What's your opinions, guys? Discuss! This is a topic that interests me
I've noticed lately the trend in CO2
injection for reef aquariums. I've seen it for a while in planted tanks, but exactly how useful is such injection in a reef tank? It is my understanding, through some research, that CO2
lowers PH of the water and can cause corals and the calcerous skeletons of corals to disintegrate due to increased water acidity. Here are a few small snippets from some sites on CO2
1. Influence of carbon dioxide on alkalinity
Carbon dioxide can change the pH of water. This is how it works:
Carbon dioxide dissolves slightly in water to form a weak acid called carbonic acid, H2CO3, according to the following reaction:
+ H2O --> H2CO3
After that, carbonic acid reacts slightly and reversibly in water to form a hydronium cation, H3O+, and the bicarbonate ion, HCO3-, according to the following reaction:
H2CO3 + H2O --> HCO3- + H3O+
This chemical behaviour explains why water, which normally has a neutral pH of 7 has an acidic pH of approximately 5.5 when it has been exposed to air (http://www.lenntech.com/hazardous-su...on-dioxide.htm)
2. "As atmospheric carbon dioxide levels continue to rise, so do the levels of dissolved carbon dioxide in sea water. This leads to an increase in ocean-borne carbonic acid, which is capable of dissolving calcium carbonate. 'This is a major problem for corals,' says Maoz Fine, a marine zoologist at Bar-Ilan University in Israel. 'Essentially, acidification leads to naked coral.' " (http://www.bioedonline.org/news/news.cfm?art=3235)

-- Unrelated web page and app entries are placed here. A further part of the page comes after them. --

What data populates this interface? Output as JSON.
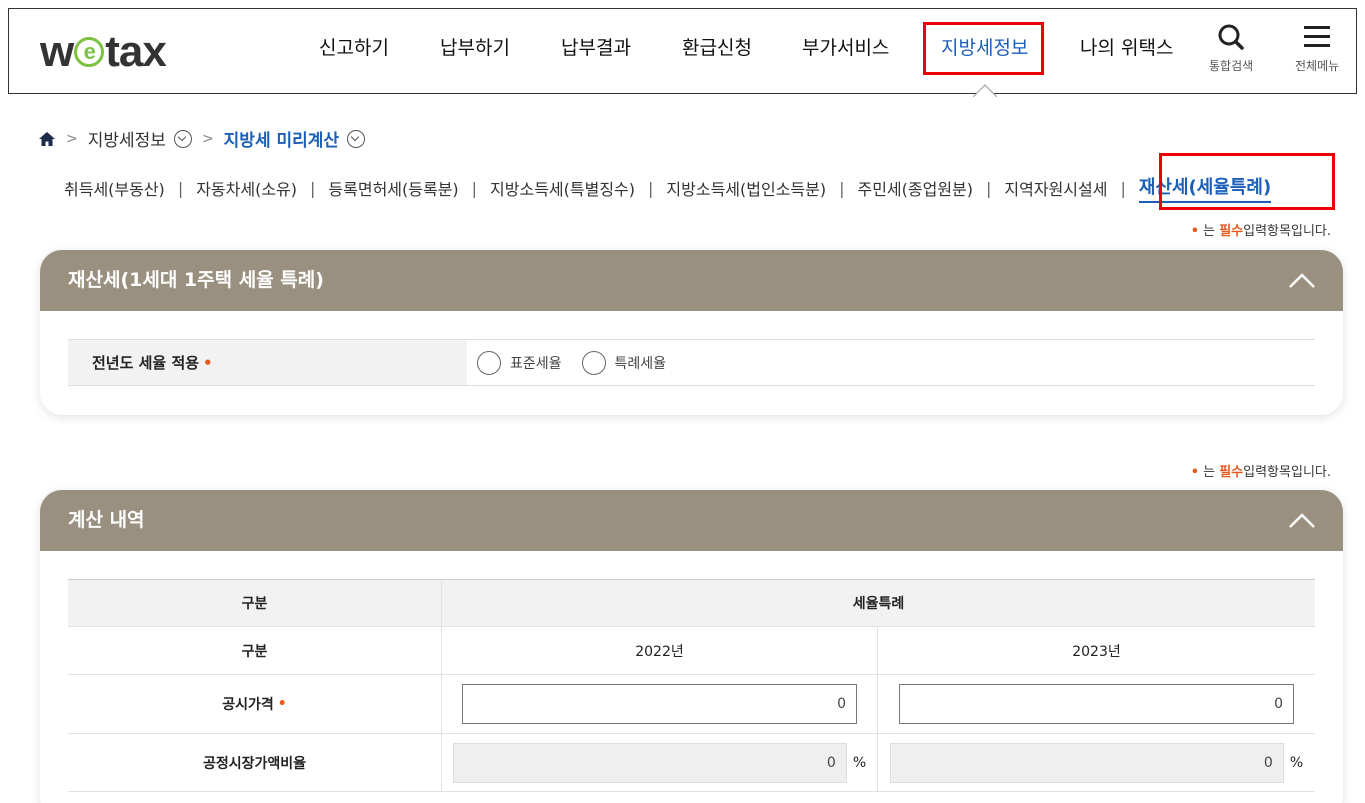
{
  "header": {
    "logo_left": "w",
    "logo_e": "e",
    "logo_right": "tax",
    "nav": [
      {
        "label": "신고하기",
        "name": "nav-file-return"
      },
      {
        "label": "납부하기",
        "name": "nav-pay"
      },
      {
        "label": "납부결과",
        "name": "nav-pay-result"
      },
      {
        "label": "환급신청",
        "name": "nav-refund"
      },
      {
        "label": "부가서비스",
        "name": "nav-extra-service"
      },
      {
        "label": "지방세정보",
        "name": "nav-local-tax-info"
      },
      {
        "label": "나의 위택스",
        "name": "nav-my-wetax"
      }
    ],
    "search_label": "통합검색",
    "menu_label": "전체메뉴"
  },
  "breadcrumb": {
    "level1": "지방세정보",
    "level2": "지방세 미리계산"
  },
  "tabs": [
    "취득세(부동산)",
    "자동차세(소유)",
    "등록면허세(등록분)",
    "지방소득세(특별징수)",
    "지방소득세(법인소득분)",
    "주민세(종업원분)",
    "지역자원시설세",
    "재산세(세율특례)"
  ],
  "required_note": {
    "dot": "•",
    "prefix": "는",
    "required": "필수",
    "suffix": "입력항목입니다."
  },
  "panel1": {
    "title": "재산세(1세대 1주택 세율 특례)",
    "row_label": "전년도 세율 적용",
    "option1": "표준세율",
    "option2": "특례세율"
  },
  "panel2": {
    "title": "계산 내역",
    "head_col0": "구분",
    "head_col1": "세율특례",
    "sub_col0": "구분",
    "year1": "2022년",
    "year2": "2023년",
    "row1_label": "공시가격",
    "row1_val1": "0",
    "row1_val2": "0",
    "row2_label": "공정시장가액비율",
    "row2_val1": "0",
    "row2_val2": "0",
    "pct": "%"
  },
  "colors": {
    "accent": "#1c5fb8",
    "panel_header": "#9a9080",
    "required": "#e65a1f",
    "highlight_box": "#ee0000"
  }
}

We know that the zooxanthellae within the corals photosynthesize to provide nutrients to the coral, therefore CO2
is of use to the reef aquarium, but...and here is where we discuss...
1. What would one have to do to keep the PH stable in such a tank that is being constantly injected with microbubbles of CO2
? Would it be worth it? The cost of a calcium reactor (to maintain alkalinity and resistance to PH change) + a CO2
reactor is probably fairly expensive. (God forbid the bubblecounter breaks or your kid turns up the CO2
pressure, I've seen entire tanks of fish die that way).
2. That being said, would it even be worth it to have a CO2
injection system? Why not just a calcium reactor+adequate lighting+adequate surface irritation to maintain gas exchange?
Alright, I want to hear everyone's opinions who have an opinion on this matter. I will be imputting my opinion sporadically, as I already have put in a few of my own 2 cents, but I am mainly playing devil's advocate. Hope this turns out fun!